The last full day here in the Land of Pan-Dimensional Mice, and it’s a pretty sad time. I’ll talk about that tomorrow, perhaps.

We end it all with the Prism II concert, wherein the music department dazzles us with dozens of pieces. This year, it was not just good, it was phenomenal. All the pieces were well performed and well selected. They ended with the orchestra playing St.-Saëns’ “Bacchanale,” which is rousing good fun, followed by a “mosaic” of each of the areas playing a brief part of some piece from the summer. I was okay till the brass played their piece. It’s a sombre, gorgeous piece, and I don’t know the name of it, and I began to melt. The pianists gathered round Clara Starkweather, and she played the Rachmaninov. I began to squint. The vocal majors sang “Everything I Own,” and that did it. The kids onstage were crying, Kay next to me was crying, I was crying. I cannot type this without crying.

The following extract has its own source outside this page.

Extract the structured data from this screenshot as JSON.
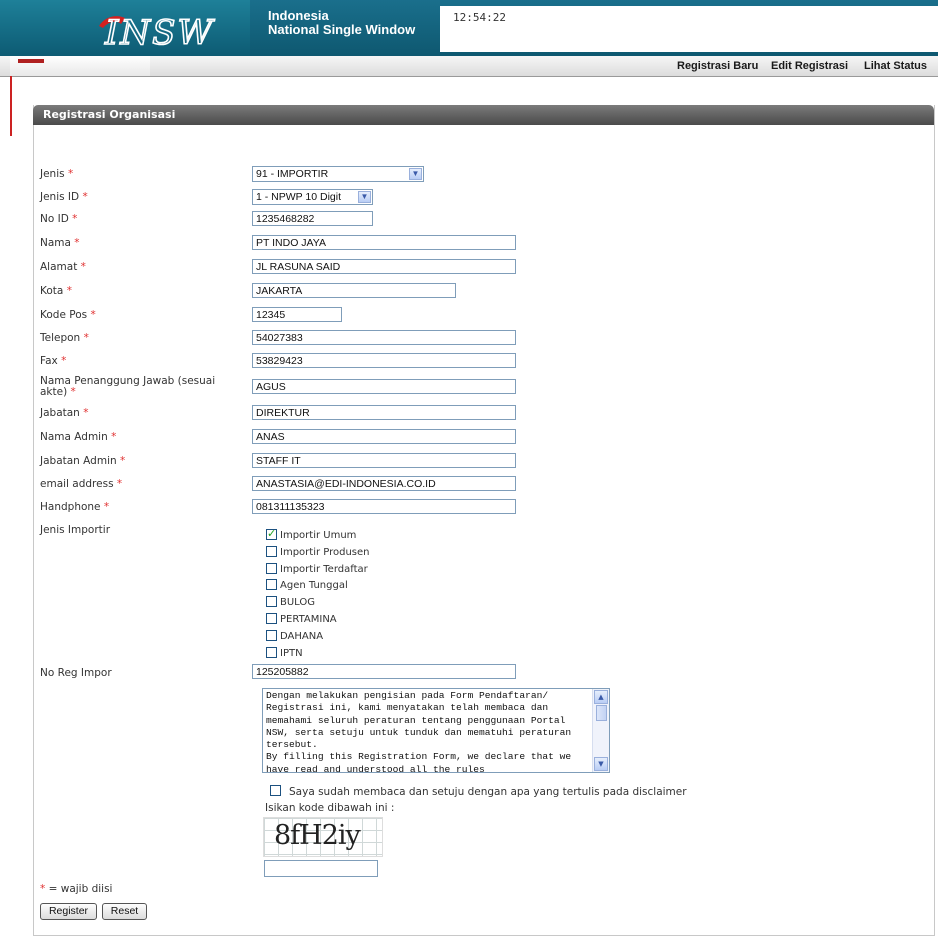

Here are my boys: Alex Edwards, Viet Cuong, and Jack Meisburg. This is before the concert. I had sneaked in the stage door, avoiding the crowd of 800+ people who were stuffed into the halls and heating the area up to 98.6° and beyond.

As you can tell, they’re pleased and excited to be giving the world premiere of “Dance for Double Bass Duo and Marimba.” I must say, I was pleased and excited for them.

It was about two-thirds of the way through the concert, and it was good. I was sitting under the marimba, almost, so the balance was a little off for me, but the double basses played with éclat and accuracy.

The piece is marked “dangerously,” and I think they did a nice job of pushing their tone into that area. Viet nailed the bravura passage at the end. It would have sounded a bit better, perhaps, if they had been on the stage rather than in the VIP/handicapped seating area at the back of Whitehead, but that’s quibbling.

So that was exciting. After the concert, I went backstage to congratulate them, picking my way through the sobbing musicians. Viet, who had become a star in his own right with a killer xylophone piece, was beaming. Jack was a little moist around the edges. Alex was comforting Jason, who was doubled over a music stand in grief. I expressed my thanks, and they were all over-grateful in their response. It was my pleasure.

Here we all are together:

14 days to go.

Leave a Reply

Your email address will not be published.